    In the late 80's IBM stock was in the mid $20s. Now it is 6X higher at $120. As a Microsoft stockholder, I sure hope you are right!

    And how did IBM's price do from say May 1987 to August 1993? From a high of 41.9 to a low of 10.5.

    IBM then changed its business drastically, going heavily into services, getting out of a lot of businesses (I can think of printers and PCs off-hand, but there were more) and turned around.

    Even with the turnaround, IBM never really made up for the under performance. The price is up 685% since January 1980, but the S P 500 is up 1164% over the same period.

    You are not going to be a very happy MS shareholder if it follows that path, are you?

  • Re:Is that so? (Score:3, Interesting)

    by speedtux ( 1307149 ) on Tuesday July 01, 2008 @03:49AM (#24012851)

    Seriously, have you tried to manage a gmail account with several hundred of labels?

    No. Granted, I only have about 300k messages, so I still get by with a few dozen labels...

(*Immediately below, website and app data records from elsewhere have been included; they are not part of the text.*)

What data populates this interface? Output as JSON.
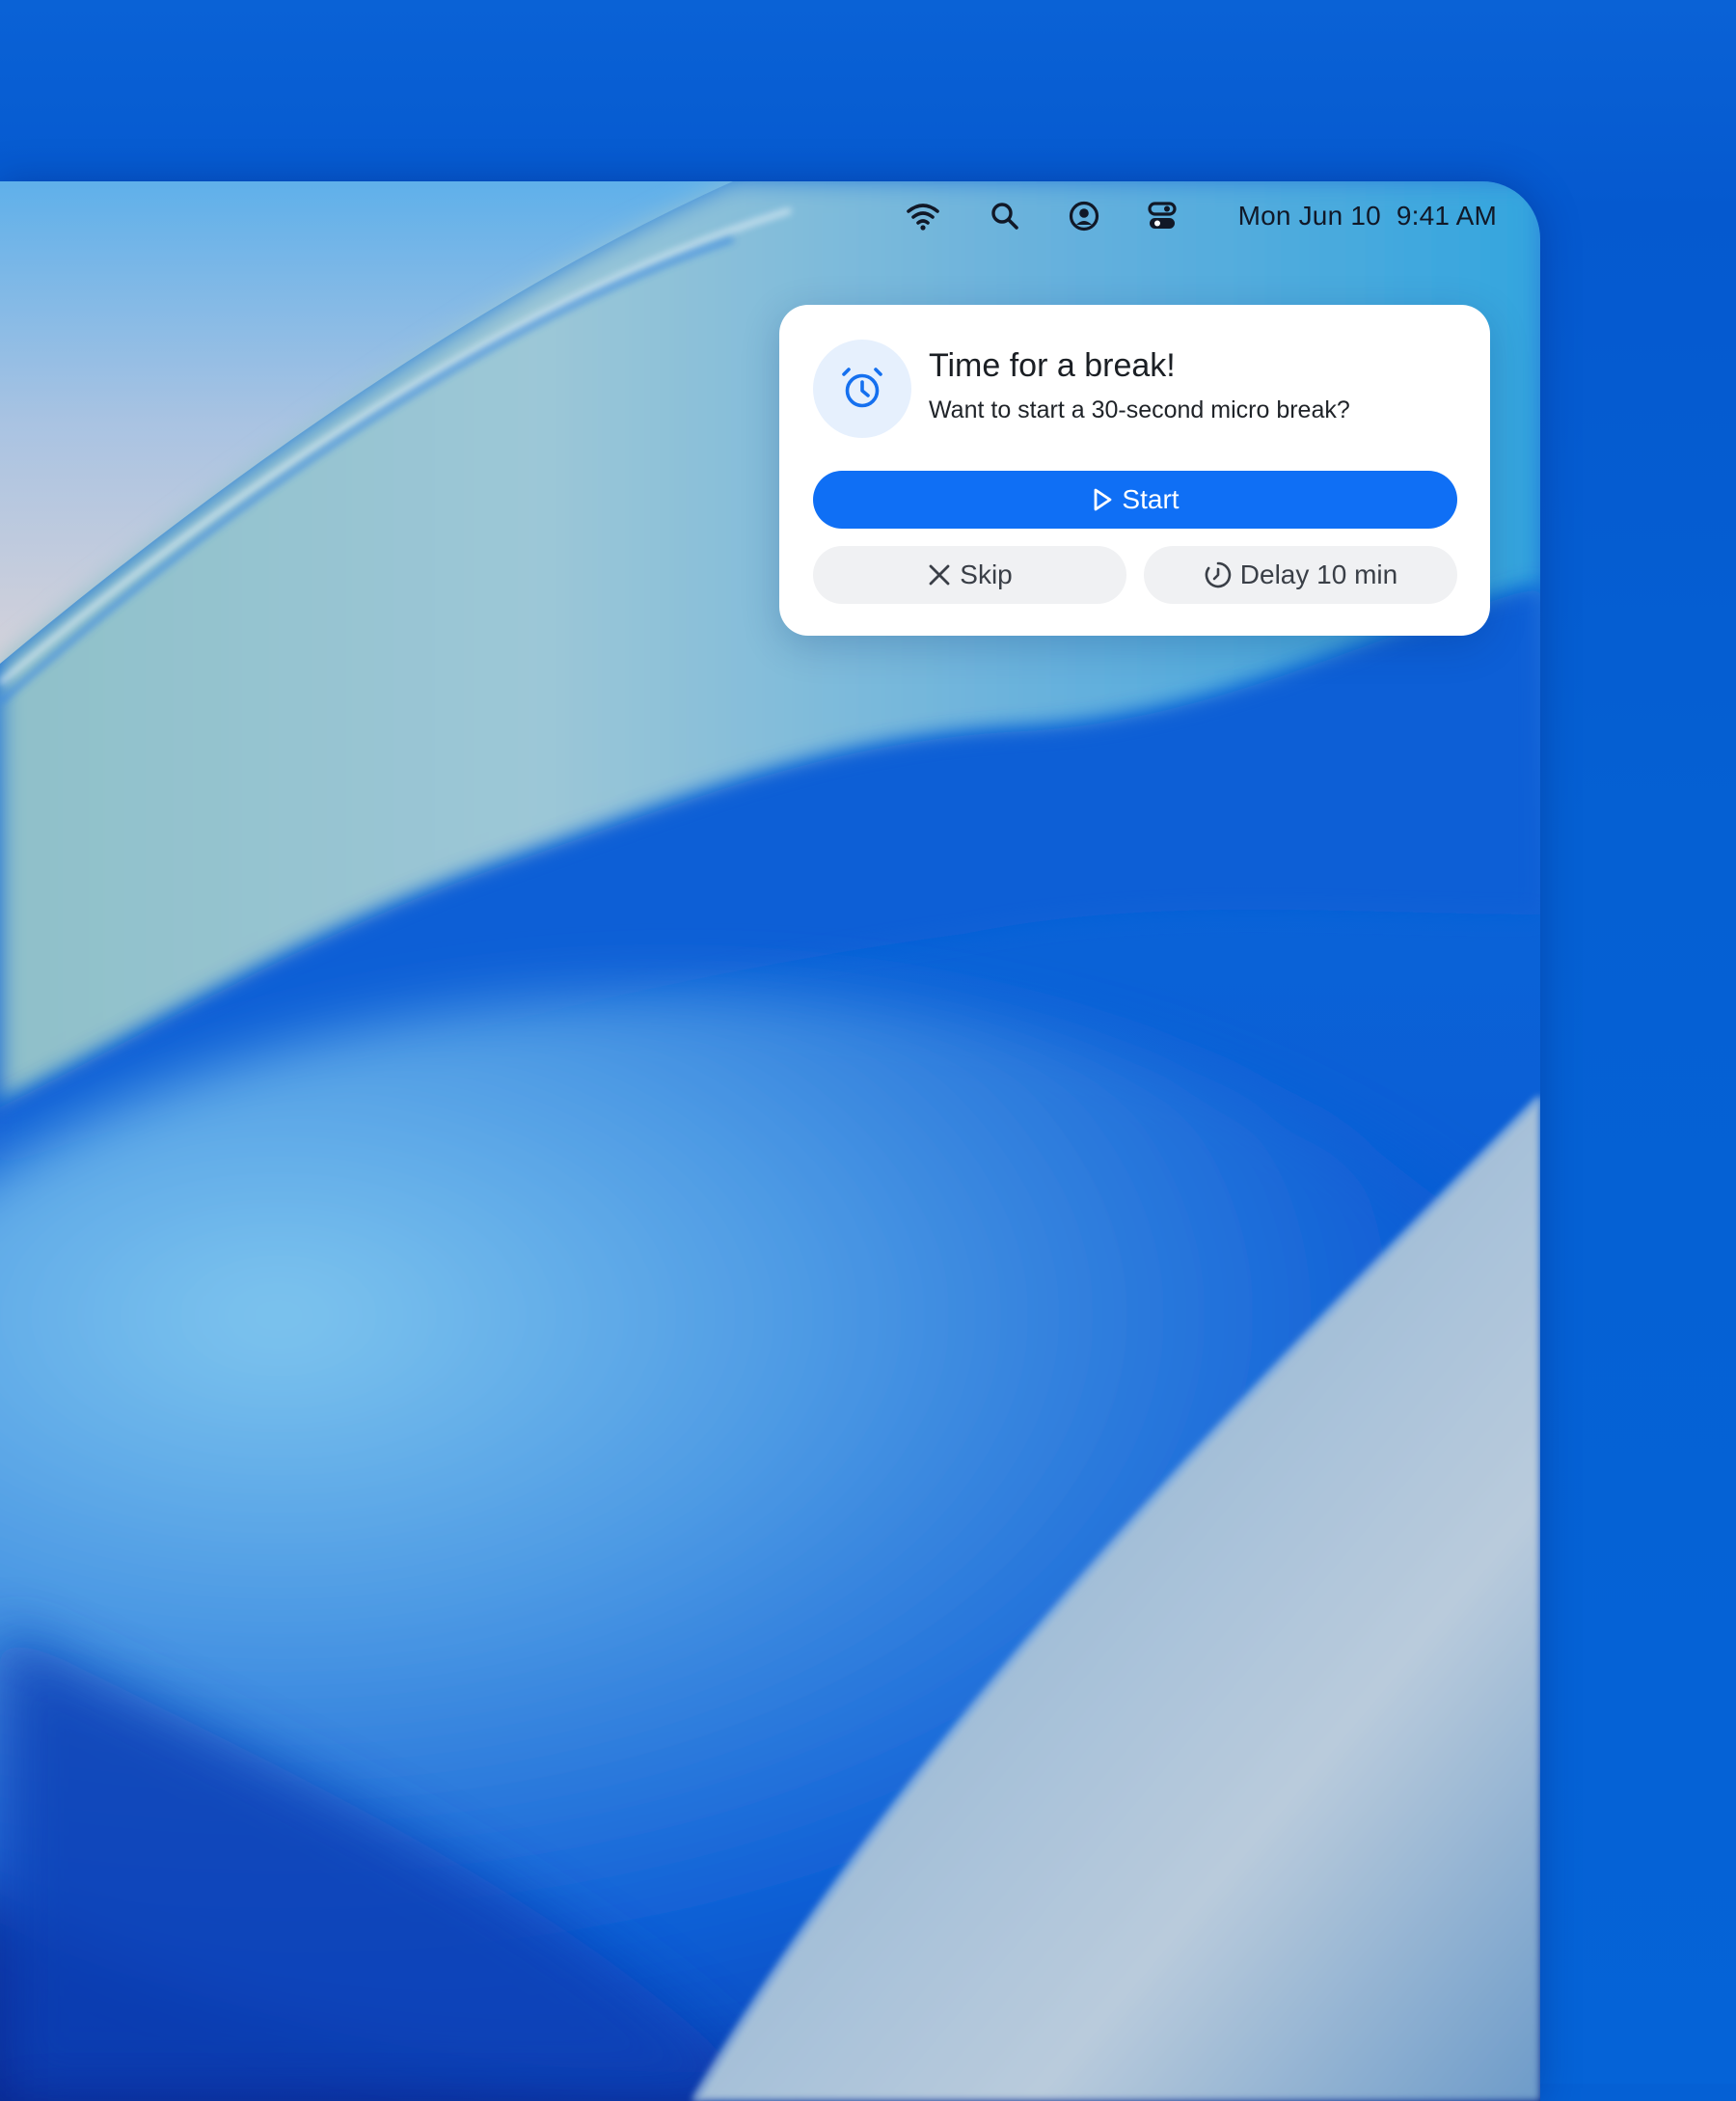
{
  "menubar": {
    "icons": [
      "wifi-icon",
      "search-icon",
      "user-account-icon",
      "control-center-icon"
    ],
    "date": "Mon Jun 10",
    "time": "9:41 AM"
  },
  "notification": {
    "icon": "alarm-clock-icon",
    "title": "Time for a break!",
    "body": "Want to start a 30-second micro break?",
    "start_label": "Start",
    "skip_label": "Skip",
    "delay_label": "Delay 10 min"
  },
  "colors": {
    "accent": "#0f6ff5",
    "icon_bg": "#e6f0fd",
    "secondary_button_bg": "#f0f1f3",
    "outer_background": "#0560d4"
  }
}
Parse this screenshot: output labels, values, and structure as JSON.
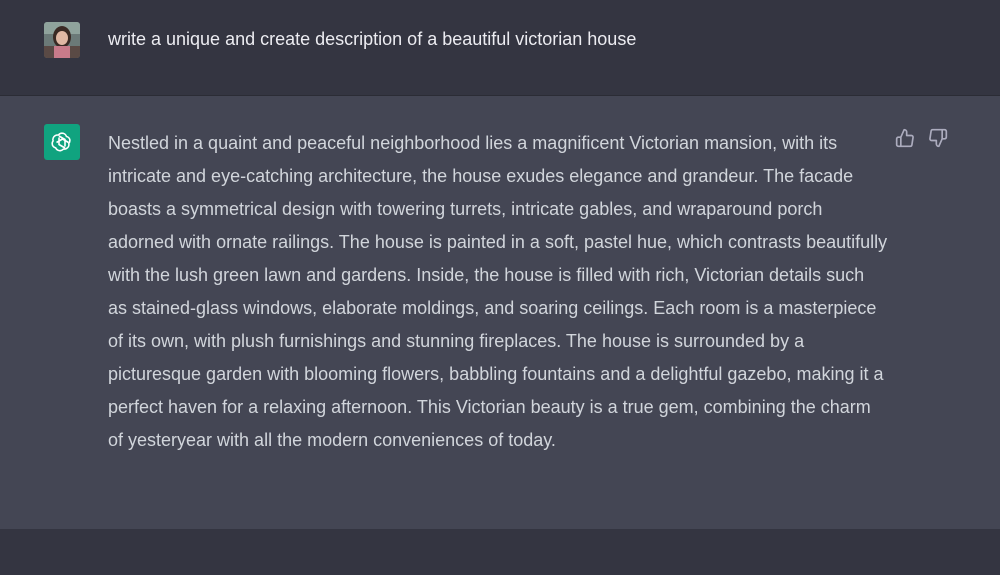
{
  "conversation": {
    "user_message": {
      "avatar_icon": "user-avatar-photo",
      "text": "write a unique and create description of a beautiful victorian house"
    },
    "assistant_message": {
      "avatar_icon": "openai-logo-icon",
      "brand_color": "#10a37f",
      "text": "Nestled in a quaint and peaceful neighborhood lies a magnificent Victorian mansion, with its intricate and eye-catching architecture, the house exudes elegance and grandeur. The facade boasts a symmetrical design with towering turrets, intricate gables, and wraparound porch adorned with ornate railings. The house is painted in a soft, pastel hue, which contrasts beautifully with the lush green lawn and gardens. Inside, the house is filled with rich, Victorian details such as stained-glass windows, elaborate moldings, and soaring ceilings. Each room is a masterpiece of its own, with plush furnishings and stunning fireplaces. The house is surrounded by a picturesque garden with blooming flowers, babbling fountains and a delightful gazebo, making it a perfect haven for a relaxing afternoon. This Victorian beauty is a true gem, combining the charm of yesteryear with all the modern conveniences of today.",
      "actions": {
        "thumbs_up_icon": "thumbs-up-icon",
        "thumbs_down_icon": "thumbs-down-icon"
      }
    }
  },
  "colors": {
    "background": "#343541",
    "assistant_background": "#444654",
    "user_text": "#ececf1",
    "assistant_text": "#d1d5db"
  }
}
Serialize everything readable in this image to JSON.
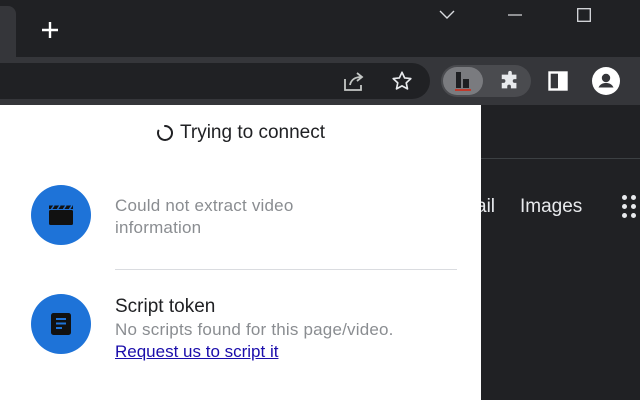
{
  "popup": {
    "status_text": "Trying to connect",
    "video_item": {
      "message": "Could not extract video information",
      "icon": "clapperboard-icon"
    },
    "script_item": {
      "title": "Script token",
      "message": "No scripts found for this page/video.",
      "link": "Request us to script it",
      "icon": "document-icon"
    },
    "accent_color": "#1e73d8"
  },
  "page": {
    "gmail_fragment": "ail",
    "images_link": "Images"
  },
  "toolbar": {
    "icons": [
      "share-icon",
      "bookmark-star-icon",
      "extension-active-icon",
      "puzzle-extensions-icon",
      "side-panel-icon",
      "profile-icon"
    ]
  },
  "window": {
    "controls": [
      "tab-search-chevron-icon",
      "minimize-icon",
      "maximize-icon"
    ]
  }
}
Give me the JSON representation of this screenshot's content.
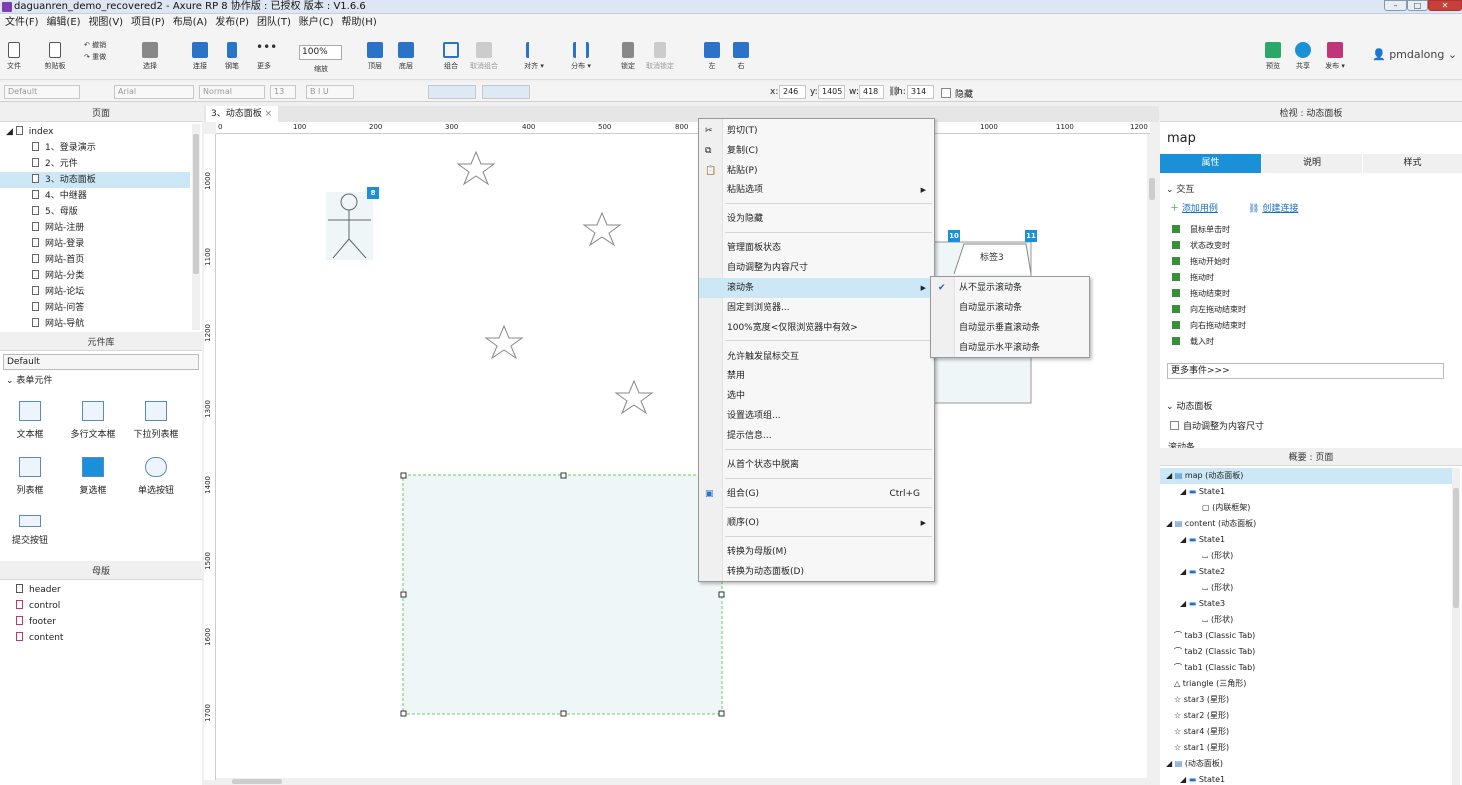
{
  "window": {
    "title": "daguanren_demo_recovered2 - Axure RP 8 协作版 : 已授权 版本 : V1.6.6"
  },
  "menubar": [
    "文件(F)",
    "编辑(E)",
    "视图(V)",
    "项目(P)",
    "布局(A)",
    "发布(P)",
    "团队(T)",
    "账户(C)",
    "帮助(H)"
  ],
  "toolbar": {
    "file": "文件",
    "clipboard": "剪贴板",
    "undo": "撤销",
    "redo": "重做",
    "select": "选择",
    "connect": "连接",
    "pen": "钢笔",
    "more": "更多",
    "zoom_value": "100%",
    "zoom_label": "缩放",
    "top": "顶层",
    "bottom": "底层",
    "group": "组合",
    "ungroup": "取消组合",
    "align": "对齐",
    "distribute": "分布",
    "lock": "锁定",
    "unlock": "取消锁定",
    "left": "左",
    "right": "右",
    "preview": "预览",
    "share": "共享",
    "publish": "发布",
    "user": "pmdalong"
  },
  "format": {
    "style": "Default",
    "font": "Arial",
    "weight": "Normal",
    "size": "13",
    "x_label": "x:",
    "x": "246",
    "y_label": "y:",
    "y": "1405",
    "w_label": "w:",
    "w": "418",
    "h_label": "h:",
    "h": "314",
    "hidden_label": "隐藏"
  },
  "pages_panel": {
    "title": "页面",
    "items": [
      "index",
      "1、登录演示",
      "2、元件",
      "3、动态面板",
      "4、中继器",
      "5、母版",
      "网站-注册",
      "网站-登录",
      "网站-首页",
      "网站-分类",
      "网站-论坛",
      "网站-问答",
      "网站-导航"
    ],
    "selected": "3、动态面板"
  },
  "library_panel": {
    "title": "元件库",
    "dropdown": "Default",
    "section": "表单元件",
    "items": [
      "文本框",
      "多行文本框",
      "下拉列表框",
      "列表框",
      "复选框",
      "单选按钮",
      "提交按钮"
    ]
  },
  "masters_panel": {
    "title": "母版",
    "items": [
      "header",
      "control",
      "footer",
      "content"
    ]
  },
  "editor": {
    "tab": "3、动态面板",
    "ruler_h": [
      "0",
      "100",
      "200",
      "300",
      "400",
      "500",
      "800",
      "1000",
      "1100",
      "1200"
    ],
    "ruler_v": [
      "1000",
      "1100",
      "1200",
      "1300",
      "1400",
      "1500",
      "1600",
      "1700"
    ],
    "badges": [
      "8",
      "10",
      "11"
    ],
    "tab_label": "标签3"
  },
  "context_menu": {
    "items": [
      {
        "label": "剪切(T)",
        "icon": "cut-icon"
      },
      {
        "label": "复制(C)",
        "icon": "copy-icon"
      },
      {
        "label": "粘贴(P)",
        "icon": "paste-icon"
      },
      {
        "label": "粘贴选项",
        "submenu": true
      },
      {
        "label": "设为隐藏"
      },
      {
        "label": "管理面板状态"
      },
      {
        "label": "自动调整为内容尺寸"
      },
      {
        "label": "滚动条",
        "submenu": true,
        "highlighted": true
      },
      {
        "label": "固定到浏览器..."
      },
      {
        "label": "100%宽度<仅限浏览器中有效>"
      },
      {
        "label": "允许触发鼠标交互"
      },
      {
        "label": "禁用"
      },
      {
        "label": "选中"
      },
      {
        "label": "设置选项组..."
      },
      {
        "label": "提示信息..."
      },
      {
        "label": "从首个状态中脱离"
      },
      {
        "label": "组合(G)",
        "shortcut": "Ctrl+G",
        "icon": "group-icon"
      },
      {
        "label": "顺序(O)",
        "submenu": true
      },
      {
        "label": "转换为母版(M)"
      },
      {
        "label": "转换为动态面板(D)"
      }
    ],
    "submenu": {
      "items": [
        "从不显示滚动条",
        "自动显示滚动条",
        "自动显示垂直滚动条",
        "自动显示水平滚动条"
      ],
      "checked": "从不显示滚动条"
    }
  },
  "inspector": {
    "header": "检视 : 动态面板",
    "name": "map",
    "tabs": [
      "属性",
      "说明",
      "样式"
    ],
    "active_tab": "属性",
    "section_interaction": "交互",
    "add_case": "添加用例",
    "create_link": "创建连接",
    "events": [
      "鼠标单击时",
      "状态改变时",
      "拖动开始时",
      "拖动时",
      "拖动结束时",
      "向左拖动结束时",
      "向右拖动结束时",
      "载入时"
    ],
    "more_events": "更多事件>>>",
    "section_panel": "动态面板",
    "fit_content": "自动调整为内容尺寸",
    "scroll_label": "滚动条"
  },
  "outline": {
    "header": "概要 : 页面",
    "items": [
      {
        "label": "map (动态面板)",
        "level": 0
      },
      {
        "label": "State1",
        "level": 1
      },
      {
        "label": "(内联框架)",
        "level": 2
      },
      {
        "label": "content (动态面板)",
        "level": 0
      },
      {
        "label": "State1",
        "level": 1
      },
      {
        "label": "(形状)",
        "level": 2
      },
      {
        "label": "State2",
        "level": 1
      },
      {
        "label": "(形状)",
        "level": 2
      },
      {
        "label": "State3",
        "level": 1
      },
      {
        "label": "(形状)",
        "level": 2
      },
      {
        "label": "tab3 (Classic Tab)",
        "level": 0
      },
      {
        "label": "tab2 (Classic Tab)",
        "level": 0
      },
      {
        "label": "tab1 (Classic Tab)",
        "level": 0
      },
      {
        "label": "triangle (三角形)",
        "level": 0
      },
      {
        "label": "star3 (星形)",
        "level": 0
      },
      {
        "label": "star2 (星形)",
        "level": 0
      },
      {
        "label": "star4 (星形)",
        "level": 0
      },
      {
        "label": "star1 (星形)",
        "level": 0
      },
      {
        "label": "(动态面板)",
        "level": 0
      },
      {
        "label": "State1",
        "level": 1
      }
    ]
  },
  "colors": {
    "accent": "#1a90d9",
    "selection": "#cce8f6",
    "panel_fill": "#eef6f8"
  }
}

    Maybe you should start to figure out combinatorial uses of labels. That is, make each path component a label and then search by multiple components.

    With a real hierarchical organization (read folder) it can be done

    Well, then you'll be happy to hear about "Folders4Gmail"... []

  • Re:Is that so? (Score:4, Interesting)

    by chthon ( 580889 ) on Tuesday July 01, 2008 @05:13AM (#24013253) Homepage Journal

    A former boss of mine (which was responsible for implementing CMM at our place) used to say that Microsoft was the prime example of a CMM Level 1 organisation.

Never say you know a man until you have divided an inheritance with him.